PJ: No, I was thinking about it!

NP: Yeah! Unfortunately Derek got in before you and he got in with only two seconds to go on farce starting now.

DN: Ben Travers I think is the greatest writer of the farce...


NP: A very close contest this week, Clement Freud's now in the lead, one ahead of Kenneth Williams who is one ahead of Derek nimmo who is a few ahead of Peter Jones. We're probably getting into the last round, it's Clement's turn to begin and the subject is puns. Will you tell us something on that in Just A Minute, Clement starting now.

CF: Puns is an Irish issue of currency from which the letter T has been omitted. I would like to everyone to go to shops next week and spend all the puns they have because unfortunately the era...


NP: Kenneth Williams has challenged.

KW: Hesitation.

NP: Definite hesitation, he was getting too involuted there in his twisting...

KW: I think you mean convoluted!

NP: Yes he was getting convoluted as well. But there are 43 seconds for you to talk on the subject of puns starting now.

KW: Charles Lamb gave a delightful illustration of the pun when he said he was in Oxford's High Street, a poacher was hanging with hares hanging from his belt and the man said "is that your own hare or is it a wig?" Now that is very funny and of course a highly intelligent audience would have fallen about! We don't possess that sort of thing in Just A Minute. We have to put up with your everyday people who make everyday puns...


NP: And Clement Freud challenged.

CF: Repetition of everyday.

NP: Yes.

KW: Oh right! Very wise! Very wise!

NP: I know! And though you kept going through the audience reaction which was very difficult to do Kenneth...

KW: Very difficult, considering there wasn't much of a reaction!

NP: It was a big reaction on your comment that there wasn't much reaction. So Clement you have got in with 12 seconds to go on puns starting now.

CF: We were sitting at home the other night... looking after...


NP: And Derek Nimmo has challenged.

PJ: Hesitation.

DN: Hesitation.

NP: Yes I'm sorry it was Derek who buzzed first Peter, yes but you spotted it. Well done!


DN: (still laughing) Why are you so condescending to Peter?

NP: Well actually when I make jokes against members of the panel, the audience don't even laugh. They only laugh when you make jokes against me. I'm quite surprised for once! Derek you challenged first, eight seconds are left on puns starting now.

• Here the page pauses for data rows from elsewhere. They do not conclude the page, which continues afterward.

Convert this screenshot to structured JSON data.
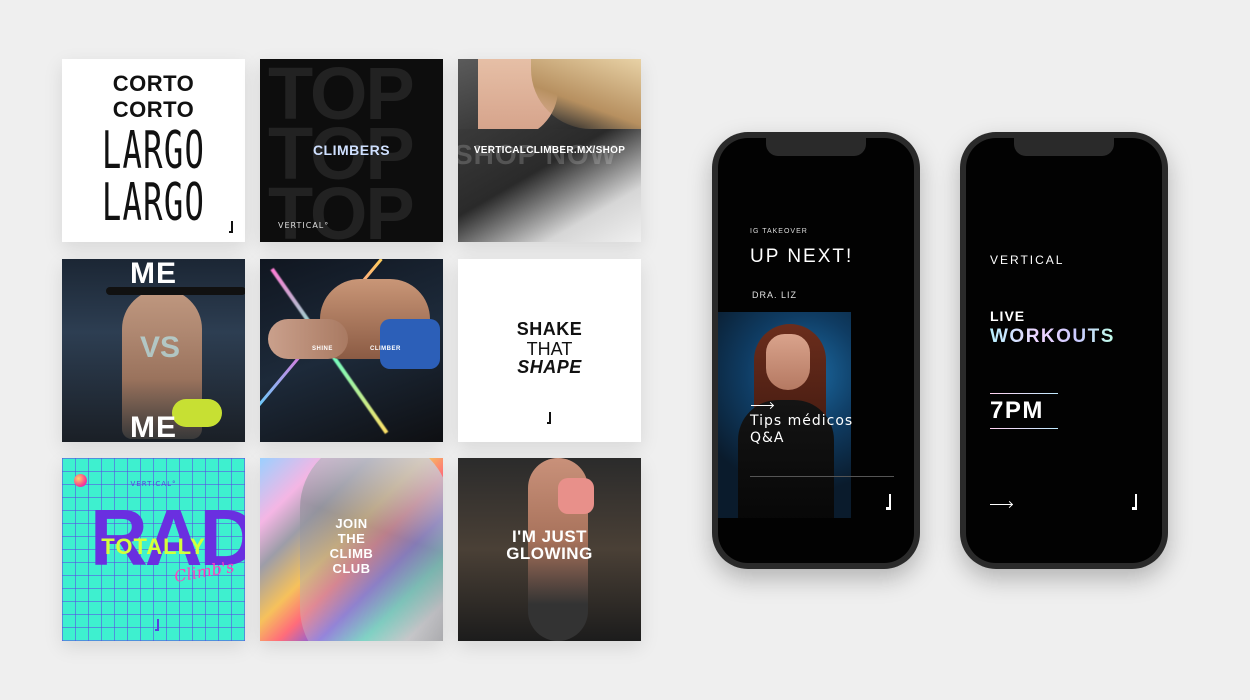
{
  "grid": {
    "tile1": {
      "lines": [
        "CORTO",
        "CORTO",
        "LARGO",
        "LARGO"
      ]
    },
    "tile2": {
      "bg_word": "TOP",
      "word": "CLIMBERS",
      "brand": "VERTICAL°"
    },
    "tile3": {
      "ghost": "SHOP NOW",
      "url": "VERTICALCLIMBER.MX/SHOP"
    },
    "tile4": {
      "top": "ME",
      "middle": "VS",
      "bottom": "ME"
    },
    "tile5": {
      "left": "SHINE",
      "right": "CLIMBER"
    },
    "tile6": {
      "lines": [
        "SHAKE",
        "THAT",
        "SHAPE"
      ]
    },
    "tile7": {
      "brand": "VERTICAL°",
      "big": "RAD",
      "overlay": "TOTALLY",
      "script": "Climb's"
    },
    "tile8": {
      "lines": [
        "JOIN",
        "THE",
        "CLIMB",
        "CLUB"
      ]
    },
    "tile9": {
      "lines": [
        "I'M JUST",
        "GLOWING"
      ]
    }
  },
  "phone1": {
    "kicker": "IG TAKEOVER",
    "headline": "UP NEXT!",
    "doctor": "DRA. LIZ",
    "tips_line1": "Tips médicos",
    "tips_line2": "Q&A"
  },
  "phone2": {
    "brand": "VERTICAL",
    "live": "LIVE",
    "workouts": "WORKOUTS",
    "time": "7PM"
  },
  "icons": {
    "brand_mark": "vertical-logo-mark-icon",
    "arrow": "arrow-right-icon"
  }
}
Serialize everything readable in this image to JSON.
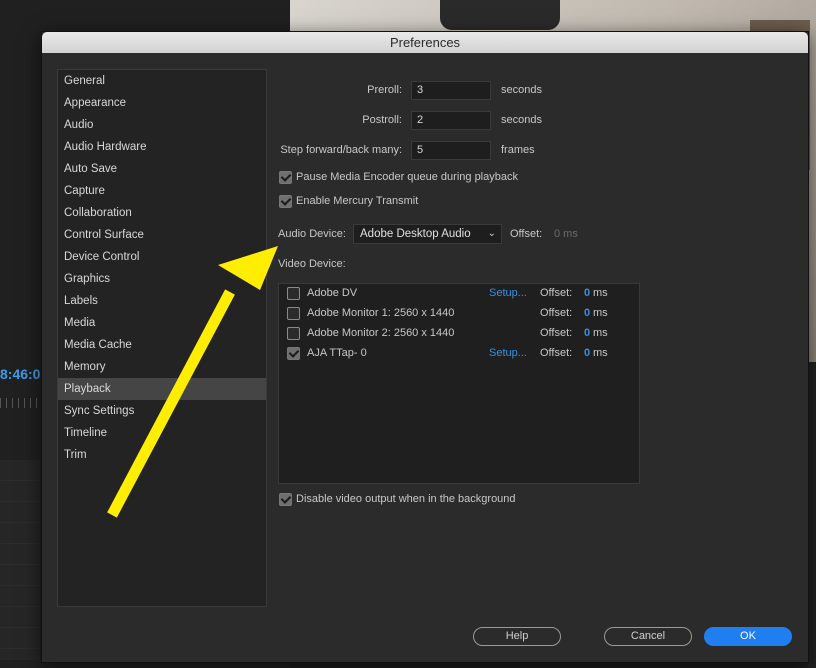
{
  "dialog": {
    "title": "Preferences"
  },
  "background": {
    "timecode": "8:46:0"
  },
  "sidebar": {
    "selected_index": 14,
    "items": [
      {
        "label": "General"
      },
      {
        "label": "Appearance"
      },
      {
        "label": "Audio"
      },
      {
        "label": "Audio Hardware"
      },
      {
        "label": "Auto Save"
      },
      {
        "label": "Capture"
      },
      {
        "label": "Collaboration"
      },
      {
        "label": "Control Surface"
      },
      {
        "label": "Device Control"
      },
      {
        "label": "Graphics"
      },
      {
        "label": "Labels"
      },
      {
        "label": "Media"
      },
      {
        "label": "Media Cache"
      },
      {
        "label": "Memory"
      },
      {
        "label": "Playback"
      },
      {
        "label": "Sync Settings"
      },
      {
        "label": "Timeline"
      },
      {
        "label": "Trim"
      }
    ]
  },
  "playback": {
    "preroll": {
      "label": "Preroll:",
      "value": "3",
      "unit": "seconds"
    },
    "postroll": {
      "label": "Postroll:",
      "value": "2",
      "unit": "seconds"
    },
    "step": {
      "label": "Step forward/back many:",
      "value": "5",
      "unit": "frames"
    },
    "pause_encoder": {
      "label": "Pause Media Encoder queue during playback",
      "checked": true
    },
    "mercury": {
      "label": "Enable Mercury Transmit",
      "checked": true
    },
    "audio_device": {
      "label": "Audio Device:",
      "value": "Adobe Desktop Audio",
      "offset_label": "Offset:",
      "offset_value": "0 ms"
    },
    "video_device": {
      "label": "Video Device:"
    },
    "devices": [
      {
        "name": "Adobe DV",
        "checked": false,
        "setup": "Setup...",
        "offset_label": "Offset:",
        "offset_value": "0",
        "offset_unit": "ms"
      },
      {
        "name": "Adobe Monitor 1: 2560 x 1440",
        "checked": false,
        "setup": "",
        "offset_label": "Offset:",
        "offset_value": "0",
        "offset_unit": "ms"
      },
      {
        "name": "Adobe Monitor 2: 2560 x 1440",
        "checked": false,
        "setup": "",
        "offset_label": "Offset:",
        "offset_value": "0",
        "offset_unit": "ms"
      },
      {
        "name": "AJA TTap- 0",
        "checked": true,
        "setup": "Setup...",
        "offset_label": "Offset:",
        "offset_value": "0",
        "offset_unit": "ms"
      }
    ],
    "disable_bg": {
      "label": "Disable video output when in the background",
      "checked": true
    }
  },
  "buttons": {
    "help": "Help",
    "cancel": "Cancel",
    "ok": "OK"
  },
  "colors": {
    "accent": "#1f7ff0",
    "link": "#3a90e0",
    "annotation_arrow": "#ffee00"
  }
}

DN: Puns is the Malaysian word meaning bottoms. I remember saying to the (unintelligible)...


NP: Kenneth Williams got in.

KW: I couldn't understand a word of it! It seemed to be complete gibberish! I mean when I...

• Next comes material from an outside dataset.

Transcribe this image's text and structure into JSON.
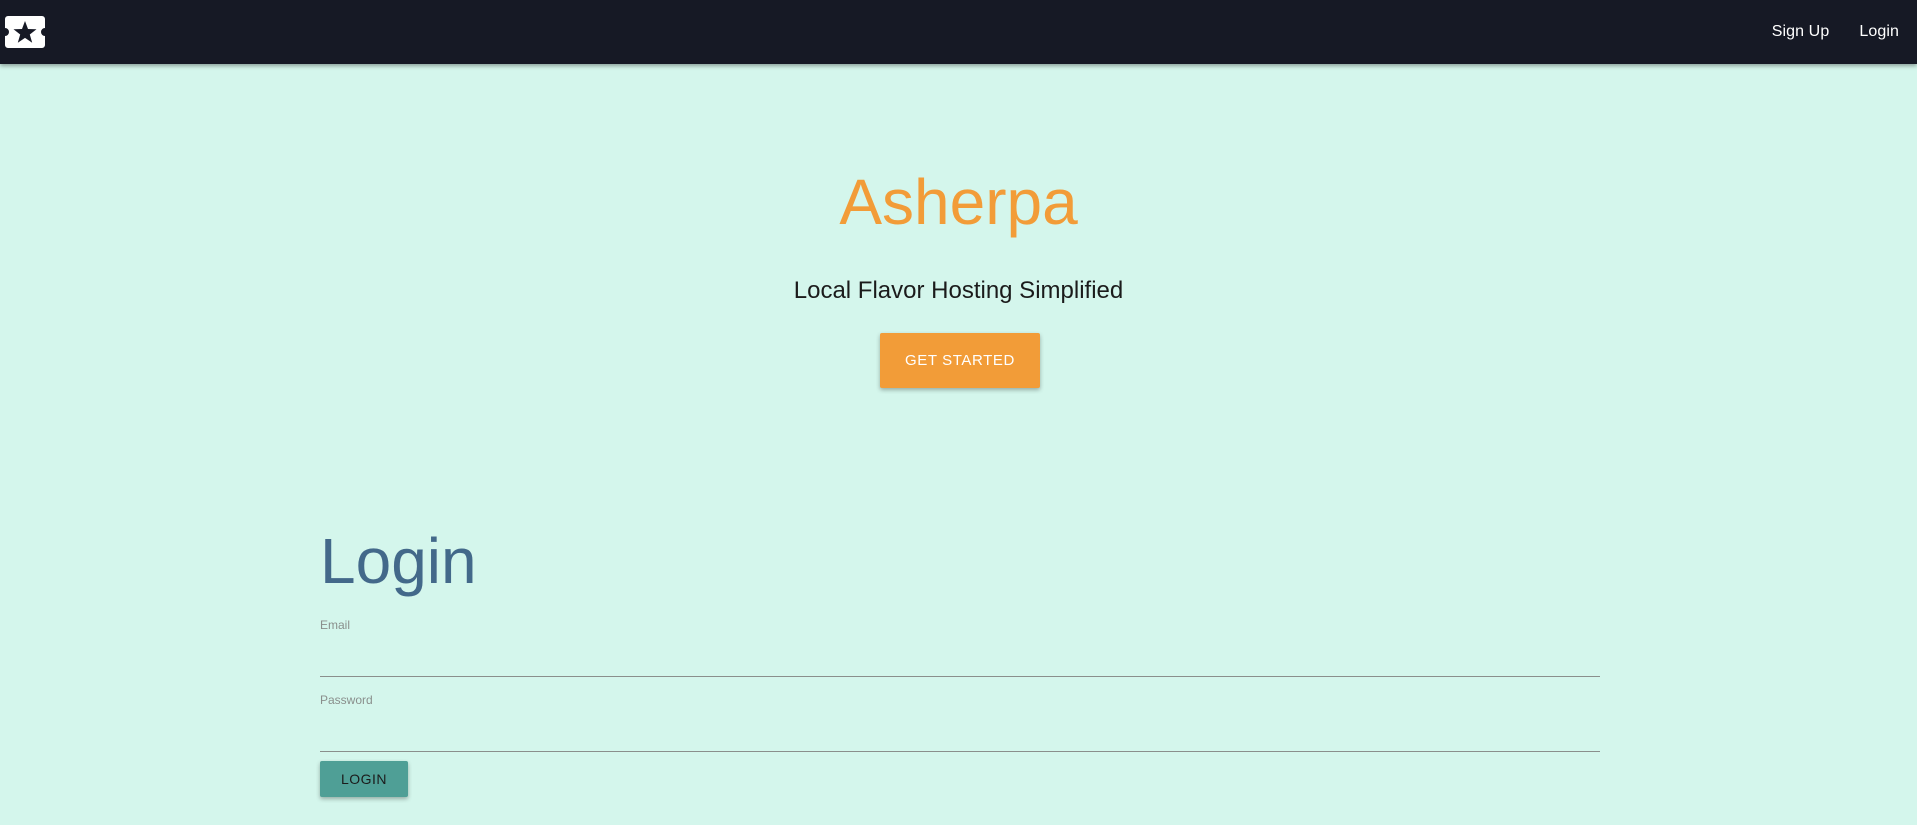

NP: All right, you needn't say no more, I will give you the challenge this time, the benefit of the doubt if you like. But you got in cleverly with two seconds to go, the subject is puns, it's the last round, you are neck and neck with Clement Freud, two seconds starting now.

KW: Well puns can be described as linguistic...

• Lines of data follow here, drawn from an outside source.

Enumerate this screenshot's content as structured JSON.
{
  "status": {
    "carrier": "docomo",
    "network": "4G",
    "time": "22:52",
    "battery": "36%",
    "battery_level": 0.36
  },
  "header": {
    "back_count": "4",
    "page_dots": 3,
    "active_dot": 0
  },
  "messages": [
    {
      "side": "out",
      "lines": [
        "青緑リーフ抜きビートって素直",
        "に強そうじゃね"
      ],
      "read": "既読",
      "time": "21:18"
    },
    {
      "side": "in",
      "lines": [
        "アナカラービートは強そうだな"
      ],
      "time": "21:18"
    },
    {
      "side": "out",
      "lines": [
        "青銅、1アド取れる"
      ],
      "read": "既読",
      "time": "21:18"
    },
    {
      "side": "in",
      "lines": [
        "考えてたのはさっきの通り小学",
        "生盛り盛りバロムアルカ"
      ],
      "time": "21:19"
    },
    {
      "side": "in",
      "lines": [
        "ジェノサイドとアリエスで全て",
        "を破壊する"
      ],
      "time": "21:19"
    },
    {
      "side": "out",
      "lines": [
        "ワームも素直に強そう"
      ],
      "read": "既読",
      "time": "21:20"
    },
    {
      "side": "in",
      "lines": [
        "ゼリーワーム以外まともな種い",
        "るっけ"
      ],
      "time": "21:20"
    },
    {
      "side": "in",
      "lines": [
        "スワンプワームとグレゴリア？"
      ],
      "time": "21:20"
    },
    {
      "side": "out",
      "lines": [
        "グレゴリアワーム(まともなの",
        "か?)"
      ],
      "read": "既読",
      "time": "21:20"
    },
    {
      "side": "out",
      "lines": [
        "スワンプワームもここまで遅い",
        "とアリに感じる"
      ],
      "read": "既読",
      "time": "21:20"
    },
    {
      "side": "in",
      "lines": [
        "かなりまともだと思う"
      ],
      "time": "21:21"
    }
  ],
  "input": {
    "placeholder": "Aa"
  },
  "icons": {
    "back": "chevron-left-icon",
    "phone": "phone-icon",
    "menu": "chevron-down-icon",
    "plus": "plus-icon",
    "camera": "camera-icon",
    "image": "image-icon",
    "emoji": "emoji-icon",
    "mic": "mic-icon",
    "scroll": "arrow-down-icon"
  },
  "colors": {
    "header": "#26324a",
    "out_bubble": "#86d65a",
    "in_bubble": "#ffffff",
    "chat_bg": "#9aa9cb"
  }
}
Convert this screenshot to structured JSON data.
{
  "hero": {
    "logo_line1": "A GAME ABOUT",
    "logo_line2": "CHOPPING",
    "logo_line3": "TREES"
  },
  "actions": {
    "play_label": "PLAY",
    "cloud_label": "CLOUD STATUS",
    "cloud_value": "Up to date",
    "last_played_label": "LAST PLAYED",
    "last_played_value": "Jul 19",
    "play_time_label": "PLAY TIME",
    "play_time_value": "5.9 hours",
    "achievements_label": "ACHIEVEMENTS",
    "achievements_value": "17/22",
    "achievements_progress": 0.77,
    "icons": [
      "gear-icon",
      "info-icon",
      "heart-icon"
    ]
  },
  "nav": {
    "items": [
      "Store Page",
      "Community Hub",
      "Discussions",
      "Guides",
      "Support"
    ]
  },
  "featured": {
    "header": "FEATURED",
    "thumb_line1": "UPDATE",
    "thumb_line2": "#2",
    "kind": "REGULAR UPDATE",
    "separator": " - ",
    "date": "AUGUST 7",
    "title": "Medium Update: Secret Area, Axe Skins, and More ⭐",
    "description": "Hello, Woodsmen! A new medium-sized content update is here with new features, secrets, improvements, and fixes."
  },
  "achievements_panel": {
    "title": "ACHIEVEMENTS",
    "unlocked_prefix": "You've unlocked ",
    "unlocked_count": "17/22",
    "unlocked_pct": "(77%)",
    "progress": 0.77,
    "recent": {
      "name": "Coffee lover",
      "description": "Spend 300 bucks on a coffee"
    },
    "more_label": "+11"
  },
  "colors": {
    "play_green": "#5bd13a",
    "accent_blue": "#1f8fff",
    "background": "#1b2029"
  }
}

NP: Well I said that was to be the last round and it was indeed because they took up the whole time...

DN: You got something right, didn't you.

NP: Oh Derek! No-one would believe we're friends you know. Or maybe we must be friends or nobody would speak to me like that. Let me give you the final score, again the points I feel are secondary to the contribution. But Peter's contribution was as delightful and charming as ever but he came in fourth place. Derek Nimmo's was as exciting and eccentric as ever and he came in second place. He was one point behind Clement Freud, who was most brilliant and erudite as usual. But out in the lead, only one point was that histrionic, erudite, delightful, flamboyant, marvellous, and he likes all that, he's lapping it up, because he was this week's winner, Kenneth Williams!

KW: Oh thank you! Oh well earned, well earned! Thank you!

NP: Thank you studio audience for your applause and reaction. Thank you listeners for tuning in to us. And it only remains for me to say on behalf of Ian Messiter, the creator of the game, our producer Edward Taylor, and myself, Nicholas Parsons, and of course on behalf of our panel, Kenneth Williams, Derek Nimmo, Peter Jones and Clement Freud, good-bye, thank you for listening and I hope you'll be tuning in again the next time we take to the air and we play Just A Minute! Till then from all of us here good-bye!